__WORK ORDER__: Tally the lines in the listing below that hold the string "number", and reply with that tally alone.
▶
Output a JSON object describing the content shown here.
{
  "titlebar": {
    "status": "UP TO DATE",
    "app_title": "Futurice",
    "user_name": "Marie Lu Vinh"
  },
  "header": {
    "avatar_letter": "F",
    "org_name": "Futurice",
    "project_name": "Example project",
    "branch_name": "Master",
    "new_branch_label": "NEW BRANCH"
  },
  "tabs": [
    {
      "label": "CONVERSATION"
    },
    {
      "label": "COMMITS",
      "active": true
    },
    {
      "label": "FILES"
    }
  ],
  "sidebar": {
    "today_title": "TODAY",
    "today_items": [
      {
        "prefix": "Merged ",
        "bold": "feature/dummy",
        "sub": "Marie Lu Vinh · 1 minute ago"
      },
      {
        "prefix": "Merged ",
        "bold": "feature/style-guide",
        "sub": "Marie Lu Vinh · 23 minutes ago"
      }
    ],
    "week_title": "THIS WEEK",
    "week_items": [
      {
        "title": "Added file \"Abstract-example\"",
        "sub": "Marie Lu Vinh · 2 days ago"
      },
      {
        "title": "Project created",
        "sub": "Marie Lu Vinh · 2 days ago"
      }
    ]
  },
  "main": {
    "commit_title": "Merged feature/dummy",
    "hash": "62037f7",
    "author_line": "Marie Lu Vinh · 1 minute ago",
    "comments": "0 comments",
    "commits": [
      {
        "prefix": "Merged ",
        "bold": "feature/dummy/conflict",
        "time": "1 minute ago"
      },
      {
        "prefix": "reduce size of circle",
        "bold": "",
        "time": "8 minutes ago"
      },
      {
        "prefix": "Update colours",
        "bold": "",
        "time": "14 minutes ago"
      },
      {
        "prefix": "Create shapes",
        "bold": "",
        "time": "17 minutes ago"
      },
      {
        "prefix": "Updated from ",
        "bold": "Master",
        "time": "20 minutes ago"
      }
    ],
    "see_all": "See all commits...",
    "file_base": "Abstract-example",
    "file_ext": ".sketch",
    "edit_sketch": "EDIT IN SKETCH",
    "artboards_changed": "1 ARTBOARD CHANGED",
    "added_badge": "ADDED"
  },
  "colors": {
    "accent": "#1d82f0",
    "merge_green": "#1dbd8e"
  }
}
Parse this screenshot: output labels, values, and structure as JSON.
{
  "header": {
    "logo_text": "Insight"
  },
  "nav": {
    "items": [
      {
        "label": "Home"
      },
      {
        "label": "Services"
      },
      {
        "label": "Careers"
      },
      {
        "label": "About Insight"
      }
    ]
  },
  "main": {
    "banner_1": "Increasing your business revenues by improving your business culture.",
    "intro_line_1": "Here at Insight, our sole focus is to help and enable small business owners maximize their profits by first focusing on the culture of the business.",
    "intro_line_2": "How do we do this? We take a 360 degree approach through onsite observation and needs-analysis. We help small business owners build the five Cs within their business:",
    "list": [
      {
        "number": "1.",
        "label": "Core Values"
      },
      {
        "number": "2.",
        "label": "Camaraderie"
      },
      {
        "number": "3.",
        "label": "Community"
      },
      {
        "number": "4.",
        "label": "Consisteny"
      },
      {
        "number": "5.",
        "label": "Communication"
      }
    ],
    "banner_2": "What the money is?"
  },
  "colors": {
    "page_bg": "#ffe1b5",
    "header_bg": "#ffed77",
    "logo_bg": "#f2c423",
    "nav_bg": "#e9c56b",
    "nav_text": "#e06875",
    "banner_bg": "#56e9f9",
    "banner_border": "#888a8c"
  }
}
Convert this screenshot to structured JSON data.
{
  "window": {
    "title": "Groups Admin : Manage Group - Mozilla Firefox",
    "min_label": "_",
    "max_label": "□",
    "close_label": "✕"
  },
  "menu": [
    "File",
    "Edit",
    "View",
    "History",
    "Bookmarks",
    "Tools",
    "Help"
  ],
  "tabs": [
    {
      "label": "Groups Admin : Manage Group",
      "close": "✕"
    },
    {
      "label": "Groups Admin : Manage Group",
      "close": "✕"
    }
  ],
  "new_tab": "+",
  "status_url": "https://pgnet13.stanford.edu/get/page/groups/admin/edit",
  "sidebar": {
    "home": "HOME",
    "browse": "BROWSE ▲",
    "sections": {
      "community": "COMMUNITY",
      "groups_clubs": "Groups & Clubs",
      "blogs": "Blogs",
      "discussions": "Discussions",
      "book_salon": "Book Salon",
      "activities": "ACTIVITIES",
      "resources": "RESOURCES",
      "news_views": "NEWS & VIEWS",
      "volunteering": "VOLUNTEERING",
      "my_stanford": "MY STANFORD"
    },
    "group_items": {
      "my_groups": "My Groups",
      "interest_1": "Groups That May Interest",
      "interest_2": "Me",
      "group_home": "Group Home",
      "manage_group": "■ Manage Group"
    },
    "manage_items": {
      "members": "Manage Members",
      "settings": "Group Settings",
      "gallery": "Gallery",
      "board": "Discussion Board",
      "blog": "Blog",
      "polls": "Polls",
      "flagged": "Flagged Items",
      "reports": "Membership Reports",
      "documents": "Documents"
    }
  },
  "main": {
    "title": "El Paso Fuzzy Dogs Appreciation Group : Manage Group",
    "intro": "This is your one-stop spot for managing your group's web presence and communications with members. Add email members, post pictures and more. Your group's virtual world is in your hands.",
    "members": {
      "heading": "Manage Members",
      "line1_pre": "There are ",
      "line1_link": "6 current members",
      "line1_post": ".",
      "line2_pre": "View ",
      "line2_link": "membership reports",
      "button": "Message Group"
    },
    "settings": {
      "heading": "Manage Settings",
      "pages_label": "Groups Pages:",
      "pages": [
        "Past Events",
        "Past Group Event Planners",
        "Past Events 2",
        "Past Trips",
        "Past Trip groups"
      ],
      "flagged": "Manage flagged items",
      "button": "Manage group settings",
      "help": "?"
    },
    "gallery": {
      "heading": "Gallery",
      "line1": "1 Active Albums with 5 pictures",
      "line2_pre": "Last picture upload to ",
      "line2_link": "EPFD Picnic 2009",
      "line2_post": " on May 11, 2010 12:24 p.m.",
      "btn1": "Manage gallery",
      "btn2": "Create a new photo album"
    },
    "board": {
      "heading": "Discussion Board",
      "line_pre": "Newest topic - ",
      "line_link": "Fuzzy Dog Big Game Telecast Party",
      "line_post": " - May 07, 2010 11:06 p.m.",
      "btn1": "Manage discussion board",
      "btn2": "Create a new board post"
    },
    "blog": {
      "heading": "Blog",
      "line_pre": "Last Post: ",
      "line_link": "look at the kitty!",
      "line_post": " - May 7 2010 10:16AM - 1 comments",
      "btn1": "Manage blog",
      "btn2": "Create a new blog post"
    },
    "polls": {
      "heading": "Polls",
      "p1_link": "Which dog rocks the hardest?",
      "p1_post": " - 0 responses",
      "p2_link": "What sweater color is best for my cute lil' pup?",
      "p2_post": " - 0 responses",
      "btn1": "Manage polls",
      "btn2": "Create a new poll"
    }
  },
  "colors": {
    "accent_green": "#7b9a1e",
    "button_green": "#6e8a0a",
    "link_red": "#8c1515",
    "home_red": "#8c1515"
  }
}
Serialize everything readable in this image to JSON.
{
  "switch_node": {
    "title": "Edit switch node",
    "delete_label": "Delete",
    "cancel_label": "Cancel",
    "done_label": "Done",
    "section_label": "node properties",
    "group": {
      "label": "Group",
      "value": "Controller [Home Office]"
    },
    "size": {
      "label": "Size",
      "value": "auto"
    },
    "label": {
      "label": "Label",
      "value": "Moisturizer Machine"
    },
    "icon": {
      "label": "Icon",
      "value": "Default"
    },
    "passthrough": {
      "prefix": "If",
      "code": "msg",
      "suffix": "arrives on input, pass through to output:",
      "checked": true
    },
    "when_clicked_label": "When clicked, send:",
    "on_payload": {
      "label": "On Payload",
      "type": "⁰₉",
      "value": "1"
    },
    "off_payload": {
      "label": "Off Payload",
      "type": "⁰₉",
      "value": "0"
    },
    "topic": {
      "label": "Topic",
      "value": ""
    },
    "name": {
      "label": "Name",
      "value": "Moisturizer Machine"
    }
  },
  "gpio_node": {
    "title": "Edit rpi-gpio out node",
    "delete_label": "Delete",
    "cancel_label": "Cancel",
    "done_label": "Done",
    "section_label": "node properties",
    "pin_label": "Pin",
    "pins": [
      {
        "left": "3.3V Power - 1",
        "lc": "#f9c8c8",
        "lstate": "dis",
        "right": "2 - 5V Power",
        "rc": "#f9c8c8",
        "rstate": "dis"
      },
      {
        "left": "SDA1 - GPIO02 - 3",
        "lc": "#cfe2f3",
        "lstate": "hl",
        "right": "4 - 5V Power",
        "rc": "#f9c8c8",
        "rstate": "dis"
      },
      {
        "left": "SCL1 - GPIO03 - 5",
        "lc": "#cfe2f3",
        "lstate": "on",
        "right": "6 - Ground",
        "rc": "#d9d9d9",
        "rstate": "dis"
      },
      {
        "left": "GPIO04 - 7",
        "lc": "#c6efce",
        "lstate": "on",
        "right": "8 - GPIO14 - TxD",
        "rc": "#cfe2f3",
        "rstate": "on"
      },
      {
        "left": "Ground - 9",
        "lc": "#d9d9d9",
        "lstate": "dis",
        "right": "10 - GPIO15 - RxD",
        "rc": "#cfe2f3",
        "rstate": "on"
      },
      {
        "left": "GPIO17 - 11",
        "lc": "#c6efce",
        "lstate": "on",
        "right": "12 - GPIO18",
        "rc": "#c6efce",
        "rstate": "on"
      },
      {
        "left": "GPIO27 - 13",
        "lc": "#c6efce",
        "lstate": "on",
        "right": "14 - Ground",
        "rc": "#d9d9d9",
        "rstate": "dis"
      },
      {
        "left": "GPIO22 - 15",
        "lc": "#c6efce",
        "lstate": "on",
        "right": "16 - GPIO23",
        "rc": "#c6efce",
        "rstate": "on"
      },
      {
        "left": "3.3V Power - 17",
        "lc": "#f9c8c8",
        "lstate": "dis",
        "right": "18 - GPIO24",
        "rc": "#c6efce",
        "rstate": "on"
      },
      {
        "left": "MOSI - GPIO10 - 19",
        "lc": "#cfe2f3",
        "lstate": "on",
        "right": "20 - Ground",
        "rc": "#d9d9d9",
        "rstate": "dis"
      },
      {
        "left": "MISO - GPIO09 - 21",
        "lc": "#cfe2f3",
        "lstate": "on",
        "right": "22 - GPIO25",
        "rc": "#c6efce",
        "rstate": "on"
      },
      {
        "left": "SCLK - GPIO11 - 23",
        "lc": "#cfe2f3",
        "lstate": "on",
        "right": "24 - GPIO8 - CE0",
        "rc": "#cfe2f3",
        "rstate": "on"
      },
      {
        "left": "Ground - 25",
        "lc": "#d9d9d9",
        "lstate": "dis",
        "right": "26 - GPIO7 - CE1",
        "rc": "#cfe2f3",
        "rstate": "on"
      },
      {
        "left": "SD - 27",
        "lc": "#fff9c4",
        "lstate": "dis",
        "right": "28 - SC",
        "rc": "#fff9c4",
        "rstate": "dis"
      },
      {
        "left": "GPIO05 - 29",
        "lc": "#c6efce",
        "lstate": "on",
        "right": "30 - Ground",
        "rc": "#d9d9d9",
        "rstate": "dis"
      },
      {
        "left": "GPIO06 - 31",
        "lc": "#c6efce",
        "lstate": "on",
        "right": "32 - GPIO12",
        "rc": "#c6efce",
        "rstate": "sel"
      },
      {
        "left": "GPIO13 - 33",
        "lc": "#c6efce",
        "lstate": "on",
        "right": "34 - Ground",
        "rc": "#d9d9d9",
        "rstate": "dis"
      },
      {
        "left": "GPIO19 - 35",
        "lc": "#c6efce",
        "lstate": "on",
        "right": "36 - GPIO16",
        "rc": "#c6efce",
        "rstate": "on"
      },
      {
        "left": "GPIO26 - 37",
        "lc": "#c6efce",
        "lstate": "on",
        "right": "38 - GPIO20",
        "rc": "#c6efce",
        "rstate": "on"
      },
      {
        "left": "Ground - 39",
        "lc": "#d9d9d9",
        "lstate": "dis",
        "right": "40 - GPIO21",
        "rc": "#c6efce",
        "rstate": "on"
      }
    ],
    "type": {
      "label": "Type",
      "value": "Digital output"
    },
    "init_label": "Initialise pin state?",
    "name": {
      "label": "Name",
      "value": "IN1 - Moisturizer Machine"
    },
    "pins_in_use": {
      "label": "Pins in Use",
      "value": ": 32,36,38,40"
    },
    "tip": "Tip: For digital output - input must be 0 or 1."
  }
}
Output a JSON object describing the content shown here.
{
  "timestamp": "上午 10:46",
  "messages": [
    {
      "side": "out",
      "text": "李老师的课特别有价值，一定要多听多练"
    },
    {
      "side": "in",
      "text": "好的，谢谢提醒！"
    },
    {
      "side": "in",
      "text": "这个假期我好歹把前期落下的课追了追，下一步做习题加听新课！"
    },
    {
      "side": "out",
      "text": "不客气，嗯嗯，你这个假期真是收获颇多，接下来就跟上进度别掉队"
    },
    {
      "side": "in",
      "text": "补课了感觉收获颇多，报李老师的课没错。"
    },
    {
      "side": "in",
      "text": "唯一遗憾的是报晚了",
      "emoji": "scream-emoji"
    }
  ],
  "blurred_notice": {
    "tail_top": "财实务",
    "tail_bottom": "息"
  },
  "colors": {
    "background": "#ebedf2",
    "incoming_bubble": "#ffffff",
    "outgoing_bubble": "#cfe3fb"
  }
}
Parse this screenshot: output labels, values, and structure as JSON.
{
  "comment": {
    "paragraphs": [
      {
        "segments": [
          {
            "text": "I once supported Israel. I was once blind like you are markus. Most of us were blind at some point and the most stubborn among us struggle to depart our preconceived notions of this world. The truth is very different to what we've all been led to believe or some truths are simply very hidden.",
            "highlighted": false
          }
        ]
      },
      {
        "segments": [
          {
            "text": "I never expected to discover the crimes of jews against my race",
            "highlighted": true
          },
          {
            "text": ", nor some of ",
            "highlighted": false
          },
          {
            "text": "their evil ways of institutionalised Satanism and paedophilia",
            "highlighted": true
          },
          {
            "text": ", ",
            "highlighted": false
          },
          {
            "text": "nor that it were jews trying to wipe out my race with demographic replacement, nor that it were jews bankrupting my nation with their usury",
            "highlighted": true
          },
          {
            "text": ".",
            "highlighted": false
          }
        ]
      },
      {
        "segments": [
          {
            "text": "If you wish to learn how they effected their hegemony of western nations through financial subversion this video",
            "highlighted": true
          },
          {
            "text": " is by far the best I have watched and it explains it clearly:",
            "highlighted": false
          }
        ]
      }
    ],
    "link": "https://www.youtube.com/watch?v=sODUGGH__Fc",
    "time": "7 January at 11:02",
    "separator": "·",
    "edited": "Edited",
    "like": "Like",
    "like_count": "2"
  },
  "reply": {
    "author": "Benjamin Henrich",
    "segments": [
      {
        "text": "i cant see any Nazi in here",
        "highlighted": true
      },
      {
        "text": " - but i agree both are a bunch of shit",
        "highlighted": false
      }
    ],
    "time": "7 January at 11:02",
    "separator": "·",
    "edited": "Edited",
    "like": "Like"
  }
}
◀
__RESPONSE TO THIS TASK__: 5